Angelica Nwandu

Angelica Nwandu.jpeg

Social media is one of the fastest, most immediate ways to stay on top of current events, and one infectious outlet has all but cemented its place at the digital forefront. The Shade Room, the Instagram-dominating news hub with over 11 million followers, is the brainchild of 27-year-old Angelica Nwandu. After graduating from Loyola Marymount University with a Bachelor’s degree in business, the founder and CEO paired her entrepreneurial skills with the spirit of hard work and dedication she credits to her Nigerian culture. Her four-year-old media company has blossomed from being a one woman show—Nwandu initially operated it alone out of her native Los Angeles—to a multi-city team holding court across Instagram, Snapchat, Facebook, YouTube and their website. Dubbed “Instagram’s TMZ,” the Shade Room disseminates “the tea” wherever it falls within black culture, from celebrity gossip and Hollywood news to highlighting black love and saluting past and present icons of color.

Despite a few bumps along the way (the Shade Room accounts on Facebook and Instagram have been shut down in the past), Nwandu has continued to benefit from  her creative investment. In 2017, she was included in the Source’s Power 30 list and scored a BET Award for Best Hip-Hop Site. The year prior, she was recognized as one of Time’s 30 Most Influential People on the Internet and made Forbes’ 30 Under 30 list in media.

If you think Nwandu is shining in her purpose now, then the future promises to be blinding. She has her sights set on being a top influencer in media. In fact, the TSR team is currently hard at work building out new video projects and preparing to transform the brand into a digital network. She believes that black women have been at the forefront of every revolution concerning the black community, and wants to do her part to elevate her people by being connected and empowered.
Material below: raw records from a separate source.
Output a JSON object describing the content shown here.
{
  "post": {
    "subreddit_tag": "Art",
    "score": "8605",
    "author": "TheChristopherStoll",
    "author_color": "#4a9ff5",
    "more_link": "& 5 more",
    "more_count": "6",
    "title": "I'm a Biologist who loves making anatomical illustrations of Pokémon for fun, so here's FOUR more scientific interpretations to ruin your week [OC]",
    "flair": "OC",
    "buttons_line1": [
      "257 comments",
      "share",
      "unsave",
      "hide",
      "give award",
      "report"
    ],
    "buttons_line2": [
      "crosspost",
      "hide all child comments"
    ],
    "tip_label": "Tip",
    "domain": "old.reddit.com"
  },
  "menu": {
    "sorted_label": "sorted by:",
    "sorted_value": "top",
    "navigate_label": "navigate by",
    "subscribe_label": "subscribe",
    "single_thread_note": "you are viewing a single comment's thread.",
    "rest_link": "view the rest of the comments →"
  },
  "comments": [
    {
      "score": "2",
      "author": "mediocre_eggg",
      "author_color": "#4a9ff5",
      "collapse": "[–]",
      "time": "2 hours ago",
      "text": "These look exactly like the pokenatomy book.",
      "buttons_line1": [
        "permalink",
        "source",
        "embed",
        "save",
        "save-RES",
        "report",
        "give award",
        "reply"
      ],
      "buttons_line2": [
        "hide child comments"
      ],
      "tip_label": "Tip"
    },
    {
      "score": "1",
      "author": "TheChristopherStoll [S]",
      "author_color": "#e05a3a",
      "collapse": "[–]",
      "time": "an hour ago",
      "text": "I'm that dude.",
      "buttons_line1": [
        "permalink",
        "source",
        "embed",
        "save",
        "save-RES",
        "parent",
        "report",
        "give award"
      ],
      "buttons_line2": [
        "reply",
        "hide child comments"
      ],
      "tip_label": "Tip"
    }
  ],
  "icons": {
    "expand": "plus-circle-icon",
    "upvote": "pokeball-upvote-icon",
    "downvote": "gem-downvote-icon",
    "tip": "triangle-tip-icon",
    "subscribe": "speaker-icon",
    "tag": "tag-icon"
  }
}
In addition to juggling tasks as a media maven, Nwandu remains passionate about poverty, orphans and foster youth. By her own admission, she has grown into the person she is today due to the mentorship of Zaid Gayle, the executive director of foster care program Peace for Kids and her cousin, Francis, but most of all, due to her unwavering faith. As she says, “God is intentional.”

MediaTeneille Craig